● **Work instructions**:
For the word "label", search the records and show each line in which it occurs.
#####
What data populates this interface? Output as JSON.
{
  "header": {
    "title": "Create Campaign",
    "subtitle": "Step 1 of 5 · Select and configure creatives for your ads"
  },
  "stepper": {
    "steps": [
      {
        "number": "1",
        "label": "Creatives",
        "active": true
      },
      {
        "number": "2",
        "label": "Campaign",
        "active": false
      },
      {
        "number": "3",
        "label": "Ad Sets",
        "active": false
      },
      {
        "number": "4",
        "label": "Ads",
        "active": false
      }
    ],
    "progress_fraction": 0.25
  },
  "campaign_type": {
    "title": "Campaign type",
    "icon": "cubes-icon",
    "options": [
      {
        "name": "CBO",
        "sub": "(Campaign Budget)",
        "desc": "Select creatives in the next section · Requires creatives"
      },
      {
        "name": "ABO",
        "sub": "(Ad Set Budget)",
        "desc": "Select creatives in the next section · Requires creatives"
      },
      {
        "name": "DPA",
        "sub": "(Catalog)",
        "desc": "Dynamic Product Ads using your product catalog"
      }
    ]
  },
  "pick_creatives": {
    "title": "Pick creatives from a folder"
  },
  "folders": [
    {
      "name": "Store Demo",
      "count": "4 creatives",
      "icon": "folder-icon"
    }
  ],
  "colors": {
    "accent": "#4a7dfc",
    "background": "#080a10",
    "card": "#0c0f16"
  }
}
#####
● **Answer**:
        "label": "Creatives",
        "label": "Campaign",
        "label": "Ad Sets",
        "label": "Ads",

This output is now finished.